### Assignment
Apart from the images, every record below must be given again without alteration.

====== Input for this task ======

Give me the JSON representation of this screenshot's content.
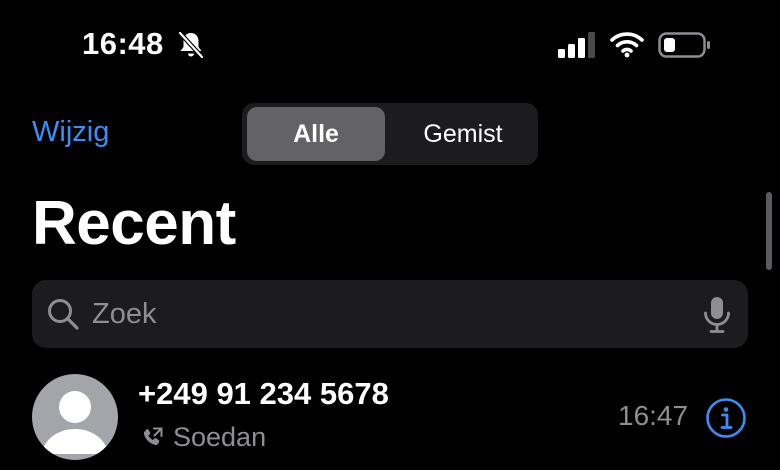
{
  "status_bar": {
    "time": "16:48",
    "icons": [
      "bell-slash-icon",
      "cellular-signal-icon",
      "wifi-icon",
      "battery-icon"
    ]
  },
  "header": {
    "edit_label": "Wijzig",
    "segments": [
      {
        "label": "Alle",
        "selected": true
      },
      {
        "label": "Gemist",
        "selected": false
      }
    ],
    "title": "Recent"
  },
  "search": {
    "placeholder": "Zoek",
    "value": ""
  },
  "calls": [
    {
      "name": "+249 91 234 5678",
      "type_icon": "phone-outgoing-icon",
      "subtitle": "Soedan",
      "time": "16:47"
    }
  ],
  "colors": {
    "accent": "#3a8ef6",
    "background": "#000000",
    "secondary_text": "#8e8e93",
    "segment_bg": "#1c1c1e",
    "segment_selected": "#636366"
  }
}
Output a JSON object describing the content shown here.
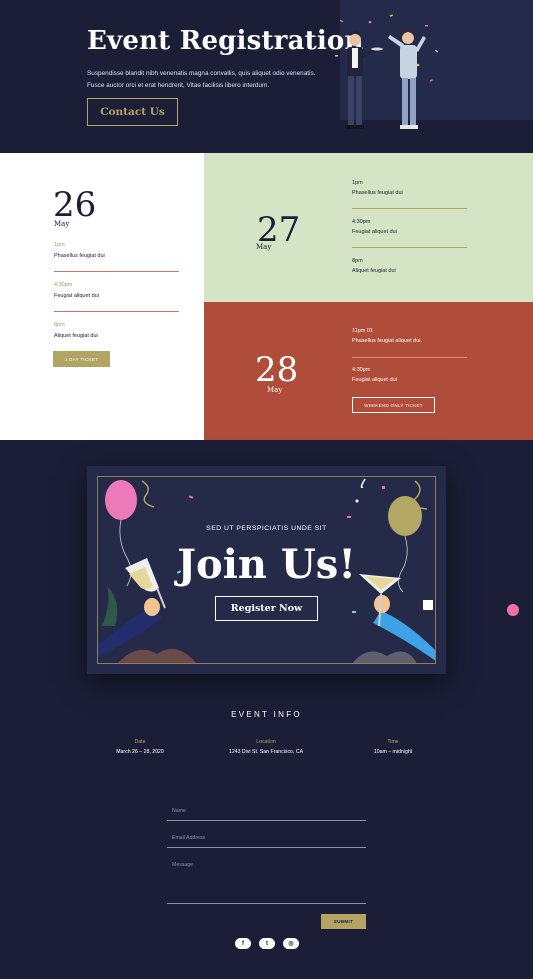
{
  "hero": {
    "title": "Event Registration",
    "description": "Suspendisse blandit nibh venenatis magna convallis, quis aliquet odio venenatis. Fusce auctor orci et erat hendrerit, Vitae facilisis libero interdum.",
    "button_label": "Contact Us"
  },
  "schedule": {
    "day1": {
      "day": "26",
      "month": "May",
      "slots": [
        {
          "time": "1pm",
          "text": "Phasellus feugiat dui"
        },
        {
          "time": "4:30pm",
          "text": "Feugiat aliquet dui"
        },
        {
          "time": "8pm",
          "text": "Aliquet feugiat dui"
        }
      ],
      "ticket_label": "1 DAY TICKET"
    },
    "day2": {
      "day": "27",
      "month": "May",
      "slots": [
        {
          "time": "1pm",
          "text": "Phasellus feugiat dui"
        },
        {
          "time": "4:30pm",
          "text": "Feugiat aliquet dui"
        },
        {
          "time": "8pm",
          "text": "Aliquet feugiat dui"
        }
      ]
    },
    "day3": {
      "day": "28",
      "month": "May",
      "slots": [
        {
          "time": "11pm 01",
          "text": "Phasellus feugiat aliquet dui."
        },
        {
          "time": "4:30pm",
          "text": "Feugiat aliquet dui"
        }
      ],
      "ticket_label": "WEEKEND ONLY TICKET"
    }
  },
  "join": {
    "subtitle": "SED UT PERSPICIATIS UNDE SIT",
    "title": "Join Us!",
    "button_label": "Register Now"
  },
  "event_info": {
    "title": "EVENT INFO",
    "columns": [
      {
        "label": "Date",
        "value": "March 26 – 28, 2020"
      },
      {
        "label": "Location",
        "value": "1243 Divi St. San Francisco, CA"
      },
      {
        "label": "Time",
        "value": "10am – midnight"
      }
    ]
  },
  "form": {
    "name_label": "Name",
    "email_label": "Email Address",
    "message_label": "Message",
    "submit_label": "SUBMIT"
  },
  "social": {
    "facebook": "f",
    "twitter": "t",
    "instagram": "◎"
  },
  "colors": {
    "background": "#1b1e36",
    "accent_gold": "#b2a463",
    "day2_green": "#d4e4c4",
    "day3_red": "#b04d3a",
    "pink": "#ef6fa6"
  },
  "icons": [
    "facebook-icon",
    "twitter-icon",
    "instagram-icon"
  ]
}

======

### Exercise response
Give me the JSON representation of this screenshot's content.
{
  "status_bar": {
    "time": "16:48",
    "icons": [
      "bell-slash-icon",
      "cellular-signal-icon",
      "wifi-icon",
      "battery-icon"
    ]
  },
  "header": {
    "edit_label": "Wijzig",
    "segments": [
      {
        "label": "Alle",
        "selected": true
      },
      {
        "label": "Gemist",
        "selected": false
      }
    ],
    "title": "Recent"
  },
  "search": {
    "placeholder": "Zoek",
    "value": ""
  },
  "calls": [
    {
      "name": "+249 91 234 5678",
      "type_icon": "phone-outgoing-icon",
      "subtitle": "Soedan",
      "time": "16:47"
    }
  ],
  "colors": {
    "accent": "#3a8ef6",
    "background": "#000000",
    "secondary_text": "#8e8e93",
    "segment_bg": "#1c1c1e",
    "segment_selected": "#636366"
  }
}
Output a JSON object describing the content shown here.
{
  "hero": {
    "title": "Event Registration",
    "description": "Suspendisse blandit nibh venenatis magna convallis, quis aliquet odio venenatis. Fusce auctor orci et erat hendrerit, Vitae facilisis libero interdum.",
    "button_label": "Contact Us"
  },
  "schedule": {
    "day1": {
      "day": "26",
      "month": "May",
      "slots": [
        {
          "time": "1pm",
          "text": "Phasellus feugiat dui"
        },
        {
          "time": "4:30pm",
          "text": "Feugiat aliquet dui"
        },
        {
          "time": "8pm",
          "text": "Aliquet feugiat dui"
        }
      ],
      "ticket_label": "1 DAY TICKET"
    },
    "day2": {
      "day": "27",
      "month": "May",
      "slots": [
        {
          "time": "1pm",
          "text": "Phasellus feugiat dui"
        },
        {
          "time": "4:30pm",
          "text": "Feugiat aliquet dui"
        },
        {
          "time": "8pm",
          "text": "Aliquet feugiat dui"
        }
      ]
    },
    "day3": {
      "day": "28",
      "month": "May",
      "slots": [
        {
          "time": "11pm 01",
          "text": "Phasellus feugiat aliquet dui."
        },
        {
          "time": "4:30pm",
          "text": "Feugiat aliquet dui"
        }
      ],
      "ticket_label": "WEEKEND ONLY TICKET"
    }
  },
  "join": {
    "subtitle": "SED UT PERSPICIATIS UNDE SIT",
    "title": "Join Us!",
    "button_label": "Register Now"
  },
  "event_info": {
    "title": "EVENT INFO",
    "columns": [
      {
        "label": "Date",
        "value": "March 26 – 28, 2020"
      },
      {
        "label": "Location",
        "value": "1243 Divi St. San Francisco, CA"
      },
      {
        "label": "Time",
        "value": "10am – midnight"
      }
    ]
  },
  "form": {
    "name_label": "Name",
    "email_label": "Email Address",
    "message_label": "Message",
    "submit_label": "SUBMIT"
  },
  "social": {
    "facebook": "f",
    "twitter": "t",
    "instagram": "◎"
  },
  "colors": {
    "background": "#1b1e36",
    "accent_gold": "#b2a463",
    "day2_green": "#d4e4c4",
    "day3_red": "#b04d3a",
    "pink": "#ef6fa6"
  },
  "icons": [
    "facebook-icon",
    "twitter-icon",
    "instagram-icon"
  ]
}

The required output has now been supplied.